Former Labour minister Alan Milburn was appointed as the Coalition Government's Independent Reviewer on Social Mobility. Following his previous reports, his final report, “University Challenge: How Higher Education Can Advance Social Mobility” has now been published.

Amongst other points, the report recommends that:

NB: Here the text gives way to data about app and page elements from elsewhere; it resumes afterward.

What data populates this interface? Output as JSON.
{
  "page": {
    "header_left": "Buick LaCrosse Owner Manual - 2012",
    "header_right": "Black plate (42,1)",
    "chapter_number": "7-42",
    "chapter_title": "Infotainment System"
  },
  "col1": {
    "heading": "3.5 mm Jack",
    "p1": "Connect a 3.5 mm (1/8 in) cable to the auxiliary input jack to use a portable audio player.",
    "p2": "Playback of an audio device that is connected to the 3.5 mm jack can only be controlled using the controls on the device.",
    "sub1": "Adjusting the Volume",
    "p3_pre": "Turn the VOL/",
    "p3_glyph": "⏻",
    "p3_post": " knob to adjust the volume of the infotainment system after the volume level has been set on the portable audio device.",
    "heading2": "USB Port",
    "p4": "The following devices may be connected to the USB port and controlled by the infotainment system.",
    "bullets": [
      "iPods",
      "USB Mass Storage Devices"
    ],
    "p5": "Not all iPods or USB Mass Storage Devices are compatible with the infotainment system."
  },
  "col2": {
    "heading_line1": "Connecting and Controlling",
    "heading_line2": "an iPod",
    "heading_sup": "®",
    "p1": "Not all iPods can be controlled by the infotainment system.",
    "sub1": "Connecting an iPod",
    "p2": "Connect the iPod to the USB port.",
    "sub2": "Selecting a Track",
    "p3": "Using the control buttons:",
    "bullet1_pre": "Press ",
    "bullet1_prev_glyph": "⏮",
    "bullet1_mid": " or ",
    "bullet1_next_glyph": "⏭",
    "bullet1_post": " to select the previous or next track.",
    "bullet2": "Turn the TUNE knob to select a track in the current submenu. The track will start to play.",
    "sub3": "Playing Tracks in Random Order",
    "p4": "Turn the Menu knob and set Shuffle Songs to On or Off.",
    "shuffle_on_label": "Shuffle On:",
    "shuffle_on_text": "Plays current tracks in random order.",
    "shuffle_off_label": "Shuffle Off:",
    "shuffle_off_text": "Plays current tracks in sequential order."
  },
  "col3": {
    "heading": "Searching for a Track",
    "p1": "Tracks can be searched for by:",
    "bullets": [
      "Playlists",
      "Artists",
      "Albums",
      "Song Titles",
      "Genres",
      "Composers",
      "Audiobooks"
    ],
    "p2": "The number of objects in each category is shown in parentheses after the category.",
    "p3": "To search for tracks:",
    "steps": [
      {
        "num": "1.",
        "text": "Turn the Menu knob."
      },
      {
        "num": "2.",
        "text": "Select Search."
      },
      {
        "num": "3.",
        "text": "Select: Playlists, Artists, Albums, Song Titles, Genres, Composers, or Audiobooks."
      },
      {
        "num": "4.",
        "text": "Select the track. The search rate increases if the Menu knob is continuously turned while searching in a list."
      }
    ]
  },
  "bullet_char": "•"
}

  • the higher education sector sets out statistical targets for widening participation and fair access over the next 5 years;
  • the Government acts to ensure that schools raise overall standards, and narrow the “attainment gap” between less well-off and better-off students;
  • the HE sector undertakes urgent research to ensure that spending on school outreach activity is well targeted. The report questions the effectiveness of bursaries and fee waivers as a method of widening participation or securing fair access, and proposes that funds should be targeted on better outreach activity, for example by supporting extra school tuition for disadvantaged students. It encourages the Office for Fair Access to report on whether the sector responds to this, and recommends that the Russell Group and other representative bodies devise a scheme to help disadvantaged pupils achieve the required exam results for entry to higher education;
  • “Universities should offer guaranteed interviews and where appropriate, lower offers to less-advantaged pupils in schools that they support. They should also offer guaranteed admissions interviews to those who successfully complete a university-preparation programme, such as a summer school”;
  • a strategic review should be undertaken of the total pool of public funding dedicated to widening participation (including funding through the National Scholarship Programme, HEFCE grant and universities' own financial resources);
  • consideration is given to introducing “pupil premium” type funding arrangements, where eligible applicants would bring additional funding with them. It says that a new national funding programme should be in place by autumn 2013;
  • a set of universal “contextual data” be agreed for use in the admissions process (e.g. family income, parents’ education). The HE sector’s representative bodies are asked to agree a “common statement of support”, with an agreed dataset in place for the 2014/15 admissions cycle;
  • the sector should be encouraged to share anonymised student data with organisations such as “Which?”, to “encourage a market in comparable and accessible information about courses and universities”;
  • the HE sector should agree how online learning can be developed to broaden access;
  • the HE sector embeds foundation year programmes in the mainstream of higher education, and allows recognition of foundation programmes from other universities;
  • highly selective universities who make less use of contextual data should be challenged to ensure that they make a correspondingly greater effort to ensure that offers are made to state-educated pupils who are capable of achieving the necessary grades. The report also recommends that they each agree to sponsor an Academy school in a deprived area, provide wider foundation degree opportunities, and that they take ownership of the “teach first” programme;
  • resources are targeted on initiatives that have an impact on retention rates;
  • the HE sector considers what support can be provided to help students complete their studies;
  • the HE sector is clear about the workplace capabilities they aim to provide students with. It also proposes that “outcomes focused league tables” should be in place by autumn 2013. The report proposes that the league tables reflect how effective each course is in providing a range of skills and achieving career paths, with an institutional rating being produced from the aggregate of its course ratings;
  • a new funding model is adopted for postgraduate study.

The report also looks at government policy on student fees, the numbers cap, the replacement of the Education Maintenance Allowance and funding for careers advice.